When the writer of the guest editorial in the Oct. 18 edition of the Palisadian-Post finds “Steadfast” so repulsive just because they find some policies of the current administration problematic they reflect the unbending, “I am right you are wrong,” agree with me or you are the enemy, mentality that eats away at our ability to move forward.

We do not need to agree on every issue, and we all know that we will not agree on every issue, but we can agree that this country deserves our steadfast support while we endeavor to make it better and to find common ground with our fellow Americans, if not also with other nations.

And “Steadfast” is a further reminder that given the history of conquest, colonization, national expansion, and pursuit of freedom and opportunity on this planet, this country has been a source of enlightenment as a melting pot dedicated to that freedom and opportunity.

We also need to recognize that in an ever-more populous, and even vicious, world, one person’s freedom is another person’s bondage, and we need to find middle ground. “Steadfast” is a reminder that this nation has much more to accomplish and that it is a source of leadership for opportunity and for justice here and abroad, and indeed much of he world seeks to join us here. How many of them we can and will accommodate is another question.
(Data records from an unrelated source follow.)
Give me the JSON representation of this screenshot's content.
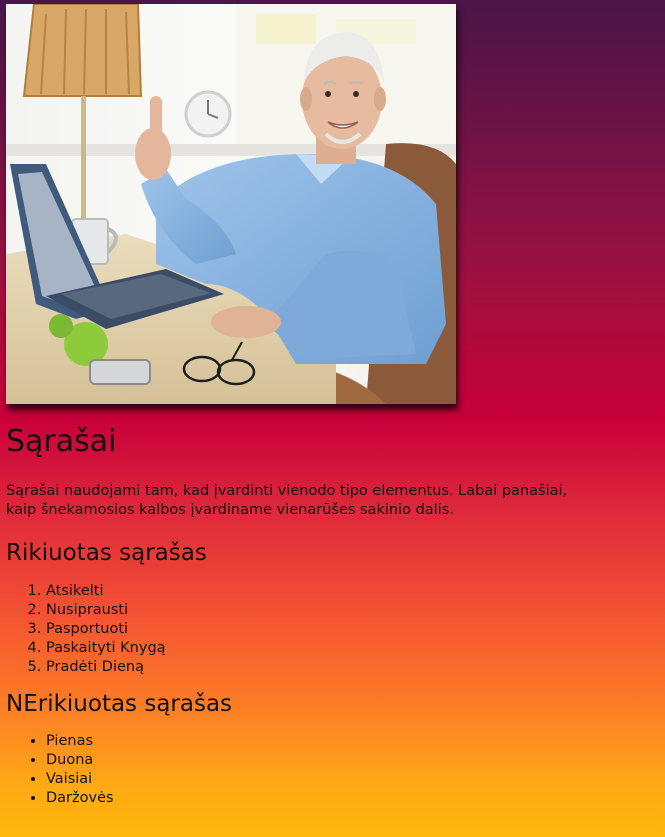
{
  "content": {
    "image_alt": "Vyras prie nešiojamojo kompiuterio rodo nykštį",
    "title": "Sąrašai",
    "intro": "Sąrašai naudojami tam, kad įvardinti vienodo tipo elementus. Labai panašiai, kaip šnekamosios kalbos įvardiname vienarūšes sakinio dalis.",
    "ordered_heading": "Rikiuotas sąrašas",
    "ordered_items": [
      "Atsikelti",
      "Nusiprausti",
      "Pasportuoti",
      "Paskaityti Knygą",
      "Pradėti Dieną"
    ],
    "unordered_heading": "NErikiuotas sąrašas",
    "unordered_items": [
      "Pienas",
      "Duona",
      "Vaisiai",
      "Daržovės"
    ]
  }
}
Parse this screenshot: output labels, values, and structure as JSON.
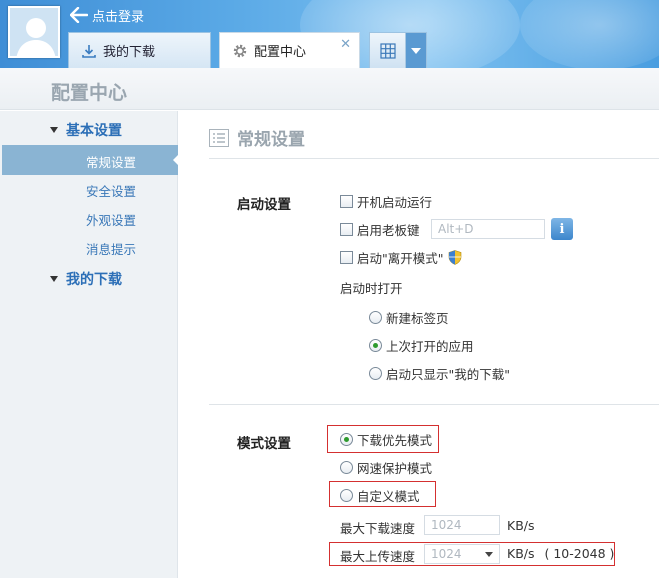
{
  "header": {
    "login_label": "点击登录",
    "tabs": [
      {
        "label": "我的下载",
        "icon": "download-icon"
      },
      {
        "label": "配置中心",
        "icon": "gear-icon",
        "close": "✕"
      }
    ],
    "apps_icon": "grid-icon"
  },
  "titlebar": {
    "title": "配置中心"
  },
  "sidebar": {
    "sections": [
      {
        "label": "基本设置",
        "items": [
          "常规设置",
          "安全设置",
          "外观设置",
          "消息提示"
        ],
        "selected": "常规设置"
      },
      {
        "label": "我的下载",
        "items": []
      }
    ]
  },
  "main": {
    "page_title": "常规设置",
    "startup": {
      "group_label": "启动设置",
      "autostart": {
        "label": "开机启动运行",
        "checked": false
      },
      "boss_key": {
        "label": "启用老板键",
        "checked": false,
        "value": "Alt+D"
      },
      "away_mode": {
        "label": "启动\"离开模式\"",
        "checked": false
      },
      "open_on_start_label": "启动时打开",
      "open_options": [
        {
          "label": "新建标签页",
          "selected": false
        },
        {
          "label": "上次打开的应用",
          "selected": true
        },
        {
          "label": "启动只显示\"我的下载\"",
          "selected": false
        }
      ]
    },
    "mode": {
      "group_label": "模式设置",
      "options": [
        {
          "label": "下载优先模式",
          "selected": true
        },
        {
          "label": "网速保护模式",
          "selected": false
        },
        {
          "label": "自定义模式",
          "selected": false
        }
      ],
      "max_download": {
        "label": "最大下载速度",
        "value": "1024",
        "unit": "KB/s"
      },
      "max_upload": {
        "label": "最大上传速度",
        "value": "1024",
        "unit": "KB/s",
        "range": "( 10-2048 )"
      }
    }
  },
  "colors": {
    "accent": "#2c6fb7",
    "selected_bg": "#8ab4d3",
    "highlight_box": "#d43030",
    "radio_on": "#2d9a2d"
  }
}
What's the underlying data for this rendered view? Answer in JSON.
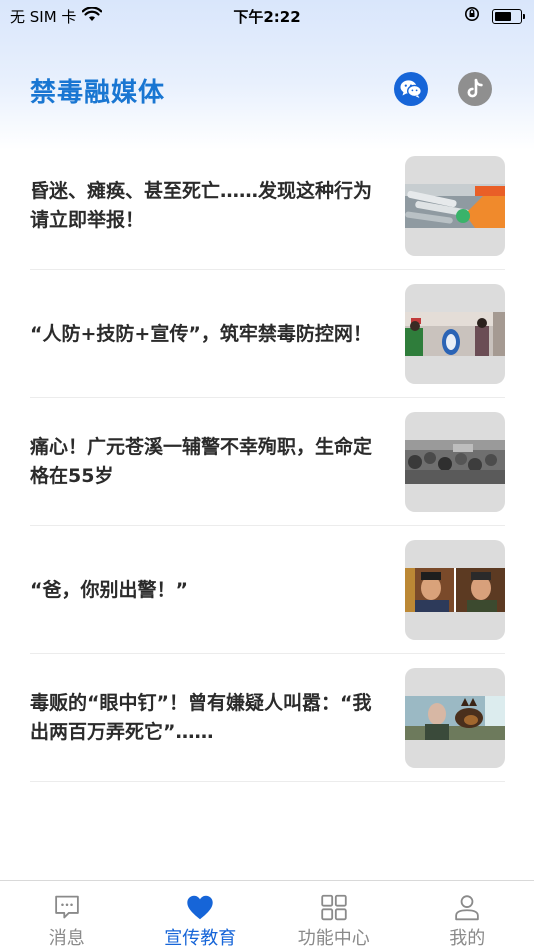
{
  "status_bar": {
    "carrier": "无 SIM 卡",
    "time": "下午2:22"
  },
  "header": {
    "title": "禁毒融媒体",
    "buttons": [
      {
        "icon": "wechat-icon",
        "color": "#1665d8"
      },
      {
        "icon": "tiktok-icon",
        "color": "#8f8f8f"
      }
    ]
  },
  "news": [
    {
      "title": "昏迷、瘫痪、甚至死亡……发现这种行为请立即举报！",
      "thumb": "syringes"
    },
    {
      "title": "“人防+技防+宣传”，筑牢禁毒防控网！",
      "thumb": "checkpoint"
    },
    {
      "title": "痛心！广元苍溪一辅警不幸殉职，生命定格在55岁",
      "thumb": "crowd"
    },
    {
      "title": "“爸，你别出警！”",
      "thumb": "police"
    },
    {
      "title": "毒贩的“眼中钉”！曾有嫌疑人叫嚣：“我出两百万弄死它”……",
      "thumb": "police-dog"
    }
  ],
  "tabs": [
    {
      "label": "消息",
      "icon": "message-icon",
      "active": false
    },
    {
      "label": "宣传教育",
      "icon": "heart-icon",
      "active": true
    },
    {
      "label": "功能中心",
      "icon": "grid-icon",
      "active": false
    },
    {
      "label": "我的",
      "icon": "person-icon",
      "active": false
    }
  ],
  "colors": {
    "accent": "#1976d2",
    "tab_active": "#1665d8",
    "tab_inactive": "#8a8a8a"
  }
}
But if we are not steadfast in our support of this nation, there is no guarantee it will be here for our descendants.

Howard N. Gould